### Problem to work on
Return the listing beneath precisely, with every line intact.

- - - - - - -

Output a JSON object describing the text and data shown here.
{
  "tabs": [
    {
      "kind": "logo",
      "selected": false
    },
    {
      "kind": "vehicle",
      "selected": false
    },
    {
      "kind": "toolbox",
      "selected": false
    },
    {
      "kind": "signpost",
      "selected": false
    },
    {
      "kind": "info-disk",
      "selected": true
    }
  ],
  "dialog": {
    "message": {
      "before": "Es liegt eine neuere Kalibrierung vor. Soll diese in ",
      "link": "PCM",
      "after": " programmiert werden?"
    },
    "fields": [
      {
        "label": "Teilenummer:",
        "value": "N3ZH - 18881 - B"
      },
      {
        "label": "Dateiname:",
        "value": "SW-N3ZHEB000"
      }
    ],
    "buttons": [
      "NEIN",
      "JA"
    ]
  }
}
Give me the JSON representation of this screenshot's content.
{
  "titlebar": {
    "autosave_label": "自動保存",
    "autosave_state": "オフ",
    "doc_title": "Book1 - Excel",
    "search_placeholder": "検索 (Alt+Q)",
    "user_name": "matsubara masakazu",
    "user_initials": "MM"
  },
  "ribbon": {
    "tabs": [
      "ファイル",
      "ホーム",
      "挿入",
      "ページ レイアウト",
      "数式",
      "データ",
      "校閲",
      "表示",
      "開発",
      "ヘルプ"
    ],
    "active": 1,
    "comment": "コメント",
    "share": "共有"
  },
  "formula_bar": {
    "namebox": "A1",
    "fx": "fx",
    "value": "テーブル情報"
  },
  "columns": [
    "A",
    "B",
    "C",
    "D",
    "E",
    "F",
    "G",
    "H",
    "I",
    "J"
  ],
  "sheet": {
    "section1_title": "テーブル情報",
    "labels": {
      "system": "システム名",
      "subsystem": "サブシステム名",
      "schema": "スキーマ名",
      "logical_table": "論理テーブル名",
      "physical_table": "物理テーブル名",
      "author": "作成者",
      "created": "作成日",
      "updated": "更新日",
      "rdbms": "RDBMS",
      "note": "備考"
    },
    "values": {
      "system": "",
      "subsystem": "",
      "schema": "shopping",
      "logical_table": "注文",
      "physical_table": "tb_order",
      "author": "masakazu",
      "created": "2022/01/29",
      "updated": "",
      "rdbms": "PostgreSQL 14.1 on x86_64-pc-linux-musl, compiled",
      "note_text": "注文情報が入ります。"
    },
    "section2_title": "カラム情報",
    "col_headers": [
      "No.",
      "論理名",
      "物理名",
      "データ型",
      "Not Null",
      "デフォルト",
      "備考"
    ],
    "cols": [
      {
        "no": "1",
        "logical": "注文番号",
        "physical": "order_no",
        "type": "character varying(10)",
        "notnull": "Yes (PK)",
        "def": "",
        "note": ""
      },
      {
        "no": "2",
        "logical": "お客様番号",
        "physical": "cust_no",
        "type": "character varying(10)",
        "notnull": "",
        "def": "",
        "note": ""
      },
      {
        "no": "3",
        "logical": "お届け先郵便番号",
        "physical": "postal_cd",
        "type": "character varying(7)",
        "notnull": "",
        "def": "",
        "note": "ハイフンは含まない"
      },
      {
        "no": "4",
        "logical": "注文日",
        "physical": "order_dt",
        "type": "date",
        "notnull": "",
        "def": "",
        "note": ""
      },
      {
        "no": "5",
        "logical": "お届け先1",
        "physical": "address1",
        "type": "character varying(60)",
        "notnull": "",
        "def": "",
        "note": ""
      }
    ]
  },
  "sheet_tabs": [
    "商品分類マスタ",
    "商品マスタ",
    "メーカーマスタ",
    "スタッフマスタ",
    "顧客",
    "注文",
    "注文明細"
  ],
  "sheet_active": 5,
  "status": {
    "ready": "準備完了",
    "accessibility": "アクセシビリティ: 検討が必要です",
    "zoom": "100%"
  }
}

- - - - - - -

### Written answer
Output a JSON object describing the text and data shown here.
{
  "tabs": [
    {
      "kind": "logo",
      "selected": false
    },
    {
      "kind": "vehicle",
      "selected": false
    },
    {
      "kind": "toolbox",
      "selected": false
    },
    {
      "kind": "signpost",
      "selected": false
    },
    {
      "kind": "info-disk",
      "selected": true
    }
  ],
  "dialog": {
    "message": {
      "before": "Es liegt eine neuere Kalibrierung vor. Soll diese in ",
      "link": "PCM",
      "after": " programmiert werden?"
    },
    "fields": [
      {
        "label": "Teilenummer:",
        "value": "N3ZH - 18881 - B"
      },
      {
        "label": "Dateiname:",
        "value": "SW-N3ZHEB000"
      }
    ],
    "buttons": [
      "NEIN",
      "JA"
    ]
  }
}
Give me the JSON representation of this screenshot's content.
{
  "titlebar": {
    "autosave_label": "自動保存",
    "autosave_state": "オフ",
    "doc_title": "Book1 - Excel",
    "search_placeholder": "検索 (Alt+Q)",
    "user_name": "matsubara masakazu",
    "user_initials": "MM"
  },
  "ribbon": {
    "tabs": [
      "ファイル",
      "ホーム",
      "挿入",
      "ページ レイアウト",
      "数式",
      "データ",
      "校閲",
      "表示",
      "開発",
      "ヘルプ"
    ],
    "active": 1,
    "comment": "コメント",
    "share": "共有"
  },
  "formula_bar": {
    "namebox": "A1",
    "fx": "fx",
    "value": "テーブル情報"
  },
  "columns": [
    "A",
    "B",
    "C",
    "D",
    "E",
    "F",
    "G",
    "H",
    "I",
    "J"
  ],
  "sheet": {
    "section1_title": "テーブル情報",
    "labels": {
      "system": "システム名",
      "subsystem": "サブシステム名",
      "schema": "スキーマ名",
      "logical_table": "論理テーブル名",
      "physical_table": "物理テーブル名",
      "author": "作成者",
      "created": "作成日",
      "updated": "更新日",
      "rdbms": "RDBMS",
      "note": "備考"
    },
    "values": {
      "system": "",
      "subsystem": "",
      "schema": "shopping",
      "logical_table": "注文",
      "physical_table": "tb_order",
      "author": "masakazu",
      "created": "2022/01/29",
      "updated": "",
      "rdbms": "PostgreSQL 14.1 on x86_64-pc-linux-musl, compiled",
      "note_text": "注文情報が入ります。"
    },
    "section2_title": "カラム情報",
    "col_headers": [
      "No.",
      "論理名",
      "物理名",
      "データ型",
      "Not Null",
      "デフォルト",
      "備考"
    ],
    "cols": [
      {
        "no": "1",
        "logical": "注文番号",
        "physical": "order_no",
        "type": "character varying(10)",
        "notnull": "Yes (PK)",
        "def": "",
        "note": ""
      },
      {
        "no": "2",
        "logical": "お客様番号",
        "physical": "cust_no",
        "type": "character varying(10)",
        "notnull": "",
        "def": "",
        "note": ""
      },
      {
        "no": "3",
        "logical": "お届け先郵便番号",
        "physical": "postal_cd",
        "type": "character varying(7)",
        "notnull": "",
        "def": "",
        "note": "ハイフンは含まない"
      },
      {
        "no": "4",
        "logical": "注文日",
        "physical": "order_dt",
        "type": "date",
        "notnull": "",
        "def": "",
        "note": ""
      },
      {
        "no": "5",
        "logical": "お届け先1",
        "physical": "address1",
        "type": "character varying(60)",
        "notnull": "",
        "def": "",
        "note": ""
      }
    ]
  },
  "sheet_tabs": [
    "商品分類マスタ",
    "商品マスタ",
    "メーカーマスタ",
    "スタッフマスタ",
    "顧客",
    "注文",
    "注文明細"
  ],
  "sheet_active": 5,
  "status": {
    "ready": "準備完了",
    "accessibility": "アクセシビリティ: 検討が必要です",
    "zoom": "100%"
  }
}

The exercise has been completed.